Is it best to have the front wheel release lever in front of the fork, tailing the fork, or aligned with the fork? How about the rear; ahead, behind, or alingned with the chainstays, seatstays, or between the two?
Quick release angle on the front skewer shall be an upward angle which tightens just aft of the fork and the rear quick release shall tighten at an angle that bisects angle between the seat and chain stays. It is acceptable, however, to have the rear quick release tighten upward, just aft of the seat stay, when the construction of the frame or its dropouts will not allow the preferred positioning. For Time Trial bikes only, quick releases may be in the horizontal position facing towards the rear of the bike. This is for maximum aero effect.
For disc brake bikes specifically, you want to have them positioned in the way that makes them easiest to open without touching the discs. For the front this is easily achieved by putting the lever on the right (in whatever orientation you fancy), but you can also have it slightly in front of the fork on the rotor side (behind also works if it's not interfering w/ the caliper). In the rear, I find that just slightly below the chainstay works best for me, making it easy to brace against the chainstay for both opening and closing.
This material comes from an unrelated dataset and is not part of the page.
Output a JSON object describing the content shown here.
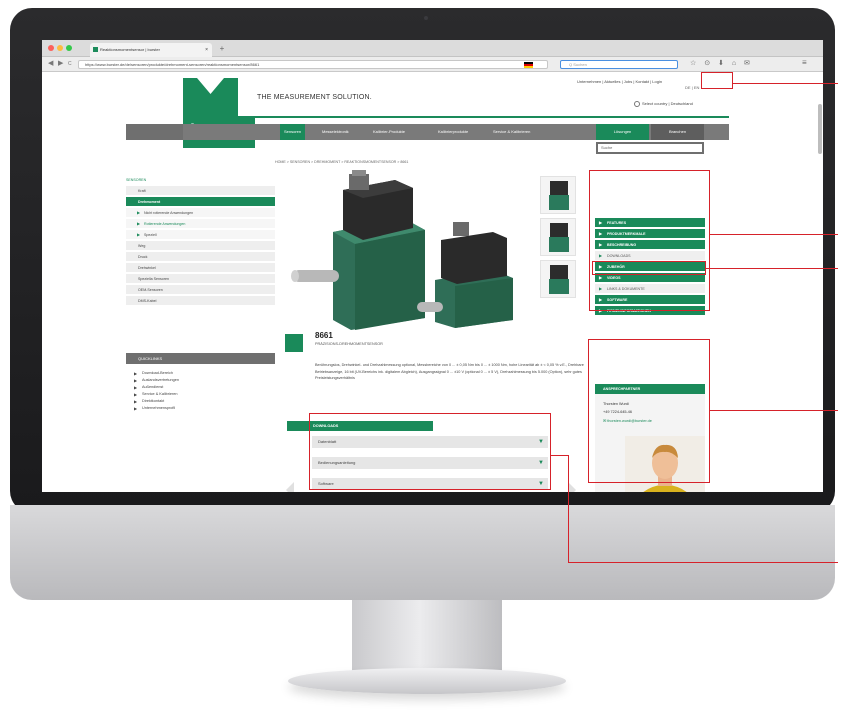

Mechanically it makes no difference, since the quick-release work any way you position the lever.
The only reason to adjust the levers position is for the ease of use. The best way is to position the front lever slightly behind the fork (not aligned along the fork, otherwise you cant press the lever down completely and its hard to open because you cant get between lever and fork with your fingers).
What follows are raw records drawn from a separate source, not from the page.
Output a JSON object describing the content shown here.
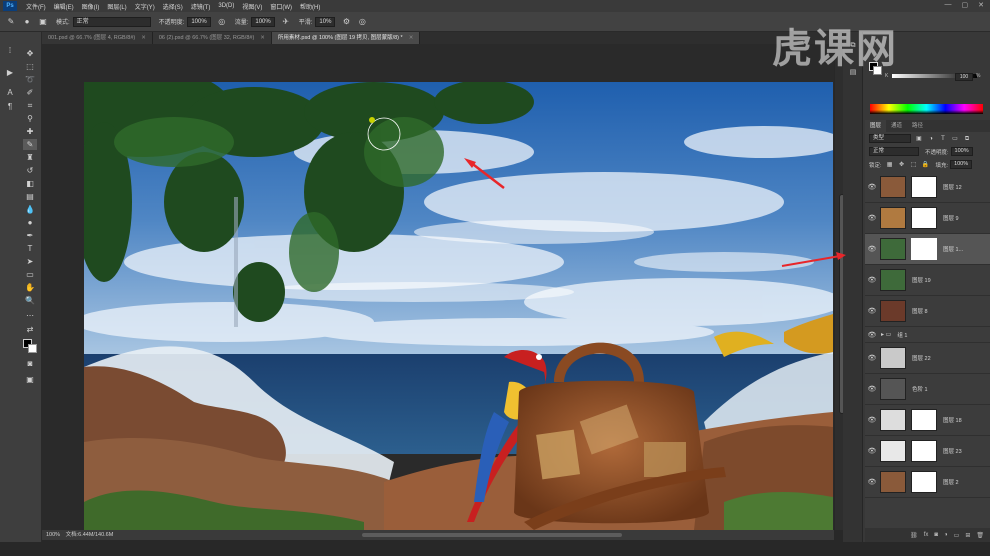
{
  "menu": {
    "logo": "Ps",
    "items": [
      "文件(F)",
      "编辑(E)",
      "图像(I)",
      "图层(L)",
      "文字(Y)",
      "选择(S)",
      "滤镜(T)",
      "3D(D)",
      "视图(V)",
      "窗口(W)",
      "帮助(H)"
    ],
    "window_controls": [
      "—",
      "▢",
      "✕"
    ]
  },
  "options": {
    "mode_label": "模式:",
    "mode_value": "正常",
    "opacity_label": "不透明度:",
    "opacity_value": "100%",
    "flow_label": "流量:",
    "flow_value": "100%",
    "smooth_label": "平滑:",
    "smooth_value": "10%"
  },
  "tabs": [
    {
      "label": "001.psd @ 66.7% (图层 4, RGB/8#)",
      "active": false
    },
    {
      "label": "06 (2).psd @ 66.7% (图层 32, RGB/8#)",
      "active": false
    },
    {
      "label": "所用素材.psd @ 100% (图层 19 拷贝, 图层蒙版/8) *",
      "active": true
    }
  ],
  "status": {
    "zoom": "100%",
    "doc": "文档:6.44M/140.6M"
  },
  "color_panel": {
    "k_label": "K",
    "k_value": "100",
    "k_unit": "%"
  },
  "layers_panel": {
    "tabs": [
      "图层",
      "通道",
      "路径"
    ],
    "filter_label": "类型",
    "blend_mode": "正常",
    "opacity_label": "不透明度:",
    "opacity_value": "100%",
    "lock_label": "锁定:",
    "fill_label": "填充:",
    "fill_value": "100%",
    "layers": [
      {
        "name": "图层 12",
        "thumb": "#8a5a3a",
        "mask": true,
        "selected": false
      },
      {
        "name": "图层 9",
        "thumb": "#b07a40",
        "mask": true,
        "selected": false
      },
      {
        "name": "图层 1...",
        "thumb": "#3e6a3a",
        "mask": true,
        "selected": true
      },
      {
        "name": "图层 19",
        "thumb": "#3e6a3a",
        "mask": false,
        "selected": false
      },
      {
        "name": "图层 8",
        "thumb": "#6b3a2a",
        "mask": false,
        "selected": false
      },
      {
        "name": "组 1",
        "thumb": "",
        "mask": false,
        "selected": false,
        "group": true
      },
      {
        "name": "图层 22",
        "thumb": "#c9c9c9",
        "mask": false,
        "selected": false
      },
      {
        "name": "色阶 1",
        "thumb": "#555555",
        "mask": true,
        "selected": false
      },
      {
        "name": "图层 18",
        "thumb": "#dddddd",
        "mask": true,
        "selected": false
      },
      {
        "name": "图层 23",
        "thumb": "#e8e8e8",
        "mask": true,
        "selected": false
      },
      {
        "name": "图层 2",
        "thumb": "#8a5a3a",
        "mask": true,
        "selected": false
      }
    ]
  },
  "watermark": "虎课网"
}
Same for the rear: between the two makes the lever accessible most easy. You can press with the thumb on the chainstay/seatstay and open the lever easy.
Personally, I think it depends a little on the design of the quick release lever. I put my front one pointing upwards aligned with the fork. However, some quick release designs will actually contact the fork before they are fully closed. In this case I would place it slightly behind the fork. For the back quick release, I position it between the seat and chain stays. Again if you have something in the way, you'll have to adjust parallel with the seatstay or even behind it a bit if something is in the way.
I've seen some people position them both facing backwards. The idea is that they are less likely to catch on something and open as you are riding. However, I think this makes them more likely to be opened by some other factor when not riding because there is nothing guarding them. This would be fine if you checked them before each ride, as we probably should, but most people probably aren't consistently checking their quick releases every time they ride. If they are in a position that they are least likely to be opened accidentally in most situations, then that is probably the safest.